Set the data down again, word for word, as it appears below.

*** Task material ***

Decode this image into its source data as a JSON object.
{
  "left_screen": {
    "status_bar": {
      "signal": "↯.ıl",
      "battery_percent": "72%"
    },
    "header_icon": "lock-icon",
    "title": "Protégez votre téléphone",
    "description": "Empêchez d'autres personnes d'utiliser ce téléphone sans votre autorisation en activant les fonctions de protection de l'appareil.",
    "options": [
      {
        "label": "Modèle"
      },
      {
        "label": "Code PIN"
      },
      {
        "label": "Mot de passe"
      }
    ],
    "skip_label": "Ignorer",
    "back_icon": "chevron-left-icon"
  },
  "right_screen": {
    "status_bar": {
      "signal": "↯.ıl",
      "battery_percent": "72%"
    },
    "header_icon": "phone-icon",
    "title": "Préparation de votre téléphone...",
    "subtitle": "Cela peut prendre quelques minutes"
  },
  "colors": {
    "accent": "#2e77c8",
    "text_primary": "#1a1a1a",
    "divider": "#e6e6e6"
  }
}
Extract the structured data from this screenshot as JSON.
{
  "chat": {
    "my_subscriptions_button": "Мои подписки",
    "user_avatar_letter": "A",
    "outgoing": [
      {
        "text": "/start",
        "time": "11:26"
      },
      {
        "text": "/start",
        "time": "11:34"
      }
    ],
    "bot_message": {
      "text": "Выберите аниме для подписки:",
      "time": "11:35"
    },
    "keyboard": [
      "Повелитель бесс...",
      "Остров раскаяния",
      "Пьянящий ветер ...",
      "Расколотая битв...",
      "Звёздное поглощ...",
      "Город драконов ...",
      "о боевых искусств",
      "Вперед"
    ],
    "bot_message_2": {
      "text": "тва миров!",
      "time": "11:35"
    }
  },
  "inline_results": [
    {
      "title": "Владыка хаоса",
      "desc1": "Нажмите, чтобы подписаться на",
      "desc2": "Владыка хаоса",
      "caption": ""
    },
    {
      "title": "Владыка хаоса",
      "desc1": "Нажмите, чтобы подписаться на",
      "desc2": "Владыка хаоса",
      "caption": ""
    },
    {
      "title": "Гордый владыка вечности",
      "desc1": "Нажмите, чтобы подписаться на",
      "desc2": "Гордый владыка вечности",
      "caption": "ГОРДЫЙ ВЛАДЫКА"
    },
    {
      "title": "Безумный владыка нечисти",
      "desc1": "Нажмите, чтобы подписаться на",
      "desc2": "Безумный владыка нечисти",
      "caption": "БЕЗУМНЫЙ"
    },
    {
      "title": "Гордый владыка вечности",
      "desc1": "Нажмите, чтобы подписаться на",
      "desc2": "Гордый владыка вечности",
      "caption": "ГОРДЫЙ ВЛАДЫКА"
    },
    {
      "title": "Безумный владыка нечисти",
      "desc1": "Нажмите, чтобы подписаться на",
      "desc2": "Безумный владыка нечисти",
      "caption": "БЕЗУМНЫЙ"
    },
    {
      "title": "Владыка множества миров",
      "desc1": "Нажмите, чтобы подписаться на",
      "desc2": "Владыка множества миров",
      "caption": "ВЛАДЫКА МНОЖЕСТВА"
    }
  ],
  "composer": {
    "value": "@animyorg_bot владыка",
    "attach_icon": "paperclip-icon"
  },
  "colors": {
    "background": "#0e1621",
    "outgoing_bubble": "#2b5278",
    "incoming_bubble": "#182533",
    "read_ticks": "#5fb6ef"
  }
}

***

# Result:
Decode this image into its source data as a JSON object.
{
  "left_screen": {
    "status_bar": {
      "signal": "↯.ıl",
      "battery_percent": "72%"
    },
    "header_icon": "lock-icon",
    "title": "Protégez votre téléphone",
    "description": "Empêchez d'autres personnes d'utiliser ce téléphone sans votre autorisation en activant les fonctions de protection de l'appareil.",
    "options": [
      {
        "label": "Modèle"
      },
      {
        "label": "Code PIN"
      },
      {
        "label": "Mot de passe"
      }
    ],
    "skip_label": "Ignorer",
    "back_icon": "chevron-left-icon"
  },
  "right_screen": {
    "status_bar": {
      "signal": "↯.ıl",
      "battery_percent": "72%"
    },
    "header_icon": "phone-icon",
    "title": "Préparation de votre téléphone...",
    "subtitle": "Cela peut prendre quelques minutes"
  },
  "colors": {
    "accent": "#2e77c8",
    "text_primary": "#1a1a1a",
    "divider": "#e6e6e6"
  }
}
Extract the structured data from this screenshot as JSON.
{
  "chat": {
    "my_subscriptions_button": "Мои подписки",
    "user_avatar_letter": "A",
    "outgoing": [
      {
        "text": "/start",
        "time": "11:26"
      },
      {
        "text": "/start",
        "time": "11:34"
      }
    ],
    "bot_message": {
      "text": "Выберите аниме для подписки:",
      "time": "11:35"
    },
    "keyboard": [
      "Повелитель бесс...",
      "Остров раскаяния",
      "Пьянящий ветер ...",
      "Расколотая битв...",
      "Звёздное поглощ...",
      "Город драконов ...",
      "о боевых искусств",
      "Вперед"
    ],
    "bot_message_2": {
      "text": "тва миров!",
      "time": "11:35"
    }
  },
  "inline_results": [
    {
      "title": "Владыка хаоса",
      "desc1": "Нажмите, чтобы подписаться на",
      "desc2": "Владыка хаоса",
      "caption": ""
    },
    {
      "title": "Владыка хаоса",
      "desc1": "Нажмите, чтобы подписаться на",
      "desc2": "Владыка хаоса",
      "caption": ""
    },
    {
      "title": "Гордый владыка вечности",
      "desc1": "Нажмите, чтобы подписаться на",
      "desc2": "Гордый владыка вечности",
      "caption": "ГОРДЫЙ ВЛАДЫКА"
    },
    {
      "title": "Безумный владыка нечисти",
      "desc1": "Нажмите, чтобы подписаться на",
      "desc2": "Безумный владыка нечисти",
      "caption": "БЕЗУМНЫЙ"
    },
    {
      "title": "Гордый владыка вечности",
      "desc1": "Нажмите, чтобы подписаться на",
      "desc2": "Гордый владыка вечности",
      "caption": "ГОРДЫЙ ВЛАДЫКА"
    },
    {
      "title": "Безумный владыка нечисти",
      "desc1": "Нажмите, чтобы подписаться на",
      "desc2": "Безумный владыка нечисти",
      "caption": "БЕЗУМНЫЙ"
    },
    {
      "title": "Владыка множества миров",
      "desc1": "Нажмите, чтобы подписаться на",
      "desc2": "Владыка множества миров",
      "caption": "ВЛАДЫКА МНОЖЕСТВА"
    }
  ],
  "composer": {
    "value": "@animyorg_bot владыка",
    "attach_icon": "paperclip-icon"
  },
  "colors": {
    "background": "#0e1621",
    "outgoing_bubble": "#2b5278",
    "incoming_bubble": "#182533",
    "read_ticks": "#5fb6ef"
  }
}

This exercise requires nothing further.